This afternoon I participated in a lengthy conference call with some 35 school counselors and financial aid advisors, and was I ever surprised. These counselors from all across Pennsylvania told the same story: they have not heard from their students and parents nearly as much as they believe is necessary to complete college applications and to properly fill out FAFSA forms. (The FAFSA is the Free Application For Federal Student Aid form required to be eligible for any college financial aid.) Your school counselor wants to help.

It seems that one of the effects of remote/hybrid learning that we have all been experiencing is that students and parents have not been reaching out for the assistance that is available to them. Perhaps the stresses of the pandemic, working from home and, perhaps, lost income have made everyone want to simply avoid these tasks. And certainly applying to college and applying for financial aid are difficult tasks in even the best of times.

A primary concern the counselors expressed is that as deadlines to submit college applications and financial aid requests come closer, students and parents will hurry to get the forms completed and, in the process, will not complete them properly. A hurried application to college could result in a denial instead of an acceptance, and a FAFSA form that contains errors or is incomplete might be returned for corrections. Lost time in submitting the FAFSA form risks losing the financial aid needed to attend a college.

Applications to college are down across the country for a variety of reasons, all related to the pandemic, and how this will impact college admissions and financial aid offers is unknown. For parents and students who have questions about whether they should apply to college this year and questions about other alternatives, it is imperative that you contact your school counselor to help you think through these questions and make a plan to proceed.

Perhaps the right answer for you is to begin college locally at a community college. But that raises questions of transferring credit to a four-year college. It’s a complicated question your school counselor can help you with. Perhaps the right answer for you is to postpone attending college for a year. If so, you’ll need counseling to figure out how best to spend the year.

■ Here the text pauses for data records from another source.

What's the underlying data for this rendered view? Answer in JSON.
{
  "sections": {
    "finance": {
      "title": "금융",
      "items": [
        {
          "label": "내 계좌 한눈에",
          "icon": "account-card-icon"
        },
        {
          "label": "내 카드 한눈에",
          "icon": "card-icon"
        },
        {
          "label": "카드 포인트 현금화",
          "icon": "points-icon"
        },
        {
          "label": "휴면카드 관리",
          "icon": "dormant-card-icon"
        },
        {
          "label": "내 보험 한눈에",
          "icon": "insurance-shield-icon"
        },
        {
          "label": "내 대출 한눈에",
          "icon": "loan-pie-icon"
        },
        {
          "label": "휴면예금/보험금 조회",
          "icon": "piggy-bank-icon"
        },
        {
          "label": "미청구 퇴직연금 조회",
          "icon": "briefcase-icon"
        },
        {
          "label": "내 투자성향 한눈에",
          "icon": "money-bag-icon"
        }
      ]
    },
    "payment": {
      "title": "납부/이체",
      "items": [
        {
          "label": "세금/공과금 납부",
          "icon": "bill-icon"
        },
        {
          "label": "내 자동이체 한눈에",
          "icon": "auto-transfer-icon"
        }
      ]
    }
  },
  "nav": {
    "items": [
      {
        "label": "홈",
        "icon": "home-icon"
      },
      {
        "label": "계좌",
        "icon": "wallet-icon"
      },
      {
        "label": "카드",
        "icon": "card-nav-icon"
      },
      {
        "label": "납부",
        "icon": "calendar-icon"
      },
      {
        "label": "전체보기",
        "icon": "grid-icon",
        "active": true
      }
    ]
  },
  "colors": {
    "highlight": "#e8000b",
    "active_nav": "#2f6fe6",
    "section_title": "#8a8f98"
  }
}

Remember, if you plan to start college one year after high school graduation, you’ll be filling out applications and FAFSA forms just 3 to 4 months later. You’ll want to use that time well, both for yourself and for the story you will tell in your college application.